Stewart died of AIDS-related liver cancer at age 39 in 1997.

Rascal Flatts, ‘These Days’

Powell native Gary LeVox formed Rascal Flatts with his second cousin, Jay DeMarcus of Columbus and Joe Don Rooney. After being named the top new vocal group by the Academy of Country Music (ACM) in 2000, they won top group honors for seven straight years from either the academy or the Country Music Association (CMA).

The woman in the video for “These Days,” the 2002 hit that reached No. 1, is Allison Alderson, a former Miss Tennessee who was cast to play LeVox’s ex. She met DeMarcus during filming and the couple has been married since 2004.

Bow Wow, ‘That’s My Name’

Compared to Mozart, who composed his first pieces at age 5, Shad Moss got a late start in music. The Reynoldsburg native was discovered by Snoop Dogg at age 6 and released his first album, Lil’ Bow Wow, at age 13.

Now 37, retired and known as Bow Wow since 2002, Moss is a musician, actor, TV host, restaurateur and entrepreneur. “Bow Wow (That’s My Name)” was on his 2000 debut album, “Beware of Dog.”

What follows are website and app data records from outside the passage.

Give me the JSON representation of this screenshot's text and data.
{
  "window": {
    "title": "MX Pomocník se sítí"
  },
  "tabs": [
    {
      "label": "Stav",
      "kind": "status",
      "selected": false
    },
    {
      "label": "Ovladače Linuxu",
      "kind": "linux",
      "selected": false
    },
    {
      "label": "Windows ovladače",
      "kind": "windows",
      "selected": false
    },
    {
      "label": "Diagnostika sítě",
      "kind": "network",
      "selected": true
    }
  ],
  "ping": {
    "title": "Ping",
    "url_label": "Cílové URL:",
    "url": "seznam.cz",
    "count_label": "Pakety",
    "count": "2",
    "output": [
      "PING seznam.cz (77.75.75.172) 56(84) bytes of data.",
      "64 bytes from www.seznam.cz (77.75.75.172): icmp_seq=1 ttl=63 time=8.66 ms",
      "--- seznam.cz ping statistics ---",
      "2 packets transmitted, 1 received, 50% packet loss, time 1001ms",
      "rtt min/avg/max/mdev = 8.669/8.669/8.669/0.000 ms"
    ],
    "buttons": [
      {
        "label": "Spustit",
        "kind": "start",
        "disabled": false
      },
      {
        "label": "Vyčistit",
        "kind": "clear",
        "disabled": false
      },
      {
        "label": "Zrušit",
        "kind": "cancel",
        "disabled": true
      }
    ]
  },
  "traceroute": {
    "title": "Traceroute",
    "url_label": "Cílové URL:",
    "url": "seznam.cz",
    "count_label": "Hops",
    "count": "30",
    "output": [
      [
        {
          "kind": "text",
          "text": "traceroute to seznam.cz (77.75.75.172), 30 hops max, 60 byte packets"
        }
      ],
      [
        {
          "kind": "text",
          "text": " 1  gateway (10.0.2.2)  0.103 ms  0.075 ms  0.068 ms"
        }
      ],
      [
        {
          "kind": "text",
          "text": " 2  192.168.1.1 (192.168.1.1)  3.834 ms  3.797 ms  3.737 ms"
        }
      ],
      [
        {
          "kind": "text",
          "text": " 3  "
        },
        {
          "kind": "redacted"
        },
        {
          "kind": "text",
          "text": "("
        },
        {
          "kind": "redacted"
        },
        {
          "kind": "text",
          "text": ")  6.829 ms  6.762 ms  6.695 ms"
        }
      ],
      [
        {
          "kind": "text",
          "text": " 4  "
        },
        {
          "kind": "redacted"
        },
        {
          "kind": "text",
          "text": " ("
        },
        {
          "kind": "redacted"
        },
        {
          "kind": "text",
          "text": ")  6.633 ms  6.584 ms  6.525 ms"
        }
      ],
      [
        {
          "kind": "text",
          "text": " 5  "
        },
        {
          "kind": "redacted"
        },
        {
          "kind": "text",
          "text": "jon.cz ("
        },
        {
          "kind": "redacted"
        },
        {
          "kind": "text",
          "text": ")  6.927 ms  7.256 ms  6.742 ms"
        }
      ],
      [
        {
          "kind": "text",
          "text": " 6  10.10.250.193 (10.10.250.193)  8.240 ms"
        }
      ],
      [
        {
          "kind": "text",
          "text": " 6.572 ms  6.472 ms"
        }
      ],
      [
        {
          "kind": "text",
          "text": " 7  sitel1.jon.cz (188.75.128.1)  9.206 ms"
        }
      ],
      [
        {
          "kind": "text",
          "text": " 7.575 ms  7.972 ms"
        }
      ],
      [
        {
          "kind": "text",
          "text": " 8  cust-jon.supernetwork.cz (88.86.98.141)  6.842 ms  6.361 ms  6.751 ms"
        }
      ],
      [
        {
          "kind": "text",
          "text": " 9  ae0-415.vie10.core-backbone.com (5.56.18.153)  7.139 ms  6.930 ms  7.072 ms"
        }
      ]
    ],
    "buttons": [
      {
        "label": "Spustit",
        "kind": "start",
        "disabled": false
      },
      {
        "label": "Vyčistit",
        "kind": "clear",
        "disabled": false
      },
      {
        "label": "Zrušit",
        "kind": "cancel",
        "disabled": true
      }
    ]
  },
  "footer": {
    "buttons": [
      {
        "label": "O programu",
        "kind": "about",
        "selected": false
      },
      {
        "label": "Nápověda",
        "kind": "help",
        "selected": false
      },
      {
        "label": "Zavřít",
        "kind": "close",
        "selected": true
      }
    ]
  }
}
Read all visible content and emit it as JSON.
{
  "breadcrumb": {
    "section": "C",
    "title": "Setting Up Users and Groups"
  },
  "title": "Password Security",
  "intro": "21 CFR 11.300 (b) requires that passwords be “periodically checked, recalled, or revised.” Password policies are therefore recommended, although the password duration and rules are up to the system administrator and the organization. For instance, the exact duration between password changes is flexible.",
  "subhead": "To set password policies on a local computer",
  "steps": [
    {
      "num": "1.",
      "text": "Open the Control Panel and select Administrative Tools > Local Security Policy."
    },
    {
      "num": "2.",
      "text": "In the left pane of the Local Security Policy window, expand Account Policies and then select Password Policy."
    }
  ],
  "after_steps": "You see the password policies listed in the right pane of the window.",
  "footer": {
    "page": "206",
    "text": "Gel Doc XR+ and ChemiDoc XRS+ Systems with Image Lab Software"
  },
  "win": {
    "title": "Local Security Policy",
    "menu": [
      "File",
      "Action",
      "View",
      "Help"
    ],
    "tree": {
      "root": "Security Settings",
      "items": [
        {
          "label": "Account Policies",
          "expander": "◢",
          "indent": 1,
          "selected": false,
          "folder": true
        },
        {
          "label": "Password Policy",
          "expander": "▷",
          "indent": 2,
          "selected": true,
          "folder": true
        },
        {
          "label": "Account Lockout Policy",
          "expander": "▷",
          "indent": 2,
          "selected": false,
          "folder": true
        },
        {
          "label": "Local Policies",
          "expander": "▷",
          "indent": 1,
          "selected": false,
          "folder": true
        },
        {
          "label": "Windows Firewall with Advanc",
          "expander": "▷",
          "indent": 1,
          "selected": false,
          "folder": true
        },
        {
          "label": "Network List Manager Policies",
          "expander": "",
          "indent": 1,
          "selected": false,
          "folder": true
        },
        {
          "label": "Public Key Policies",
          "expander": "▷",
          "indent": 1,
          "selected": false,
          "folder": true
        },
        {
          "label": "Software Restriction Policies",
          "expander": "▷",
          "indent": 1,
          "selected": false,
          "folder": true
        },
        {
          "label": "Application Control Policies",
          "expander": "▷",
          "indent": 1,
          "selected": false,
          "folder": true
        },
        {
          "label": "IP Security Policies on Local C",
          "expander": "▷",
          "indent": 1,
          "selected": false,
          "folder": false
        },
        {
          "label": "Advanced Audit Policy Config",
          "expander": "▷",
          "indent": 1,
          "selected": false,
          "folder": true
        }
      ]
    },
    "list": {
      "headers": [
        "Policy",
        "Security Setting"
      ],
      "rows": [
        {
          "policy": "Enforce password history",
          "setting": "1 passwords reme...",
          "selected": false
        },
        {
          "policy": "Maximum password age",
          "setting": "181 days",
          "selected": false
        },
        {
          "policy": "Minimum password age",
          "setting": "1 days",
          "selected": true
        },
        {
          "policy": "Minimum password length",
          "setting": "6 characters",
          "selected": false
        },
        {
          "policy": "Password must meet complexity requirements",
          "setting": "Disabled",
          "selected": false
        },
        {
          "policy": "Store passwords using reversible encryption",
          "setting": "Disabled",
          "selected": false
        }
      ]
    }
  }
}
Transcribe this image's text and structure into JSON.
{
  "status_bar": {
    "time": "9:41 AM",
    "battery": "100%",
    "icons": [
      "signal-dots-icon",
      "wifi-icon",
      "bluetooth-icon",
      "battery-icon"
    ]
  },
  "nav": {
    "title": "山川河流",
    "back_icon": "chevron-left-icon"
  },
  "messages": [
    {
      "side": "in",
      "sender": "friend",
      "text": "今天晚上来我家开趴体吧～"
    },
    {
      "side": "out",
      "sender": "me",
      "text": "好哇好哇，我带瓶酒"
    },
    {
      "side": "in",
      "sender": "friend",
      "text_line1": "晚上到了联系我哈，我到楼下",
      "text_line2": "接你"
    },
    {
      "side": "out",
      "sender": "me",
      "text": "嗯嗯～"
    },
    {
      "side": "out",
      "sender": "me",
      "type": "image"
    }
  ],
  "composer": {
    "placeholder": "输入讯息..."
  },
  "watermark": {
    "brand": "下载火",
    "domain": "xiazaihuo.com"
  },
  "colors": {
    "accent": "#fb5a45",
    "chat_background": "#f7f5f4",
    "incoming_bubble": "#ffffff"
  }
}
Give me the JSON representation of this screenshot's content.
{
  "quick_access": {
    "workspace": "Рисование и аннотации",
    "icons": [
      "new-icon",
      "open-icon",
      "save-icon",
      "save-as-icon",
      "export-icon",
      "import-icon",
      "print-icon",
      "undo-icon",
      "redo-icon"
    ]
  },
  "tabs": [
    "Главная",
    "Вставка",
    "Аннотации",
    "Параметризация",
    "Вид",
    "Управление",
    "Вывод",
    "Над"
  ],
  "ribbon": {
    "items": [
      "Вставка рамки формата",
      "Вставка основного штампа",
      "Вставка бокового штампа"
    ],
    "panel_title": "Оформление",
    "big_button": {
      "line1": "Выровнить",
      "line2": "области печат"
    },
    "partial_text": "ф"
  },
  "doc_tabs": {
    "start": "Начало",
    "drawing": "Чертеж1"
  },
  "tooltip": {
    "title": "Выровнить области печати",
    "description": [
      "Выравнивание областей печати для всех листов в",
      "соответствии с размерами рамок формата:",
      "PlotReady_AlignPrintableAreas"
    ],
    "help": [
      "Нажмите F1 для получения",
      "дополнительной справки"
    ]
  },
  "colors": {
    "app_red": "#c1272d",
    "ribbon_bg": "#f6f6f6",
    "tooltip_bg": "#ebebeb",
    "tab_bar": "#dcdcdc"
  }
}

The Evolution Control Committee, ‘Rebel Without a Pause (Whipped Cream Mix)’

Not everyone pays homage to the Evolution Control Committee, a 38-year-old Columbus band credited with creating the mashup. Their first was a 1993 mixes of Public Enemy raps with Herb Alpert instrumentals. As founder Mark Gunderson (also known as TradeMark G.) says, “The ECC has been making mashups since long before they were called mashups.”

Other hits include a mix of Dan Rather reporting on atrocities with the music of AC/DC, as well as the lyrics of Britney Spears’ “Oops!…I Did It Again” mixed with the music of Led Zeppelin’s “Stairway to Heaven.”

Michael Feinstein

Eastmoor High School graduate Feinstein got his start playing piano for the Columbus JCC Gallery Players. At age 20, he moved to Los Angeles and became an assistant to lyricist Ira Gershwin; he has been recording and performing since his 1986 debut album, “Pure Gershwin.”

In 2007, Feinstein founded the Great American Songbook Foundation to celebrate and preserve American music. He has been nominated for five Grammys in his career.

Teen Dream, ‘Let’s Get Busy’

In 1987, two years before En Vogue and three years before the formation of the group that would become Destiny’s Child, Columbus teens Lisa Jackson, Terri Whitlow and Nikki Desiree signed a record deal with Warner Brothers, got big airplay with their first music video and hit the road for a 25-city tour. “Let’s Get Busy” peaked at No. 44 on the Hot Black Singles chart.

Teen Dream was in the spotlight for just a year and disbanded by 1990.

rvitale@dispatch.com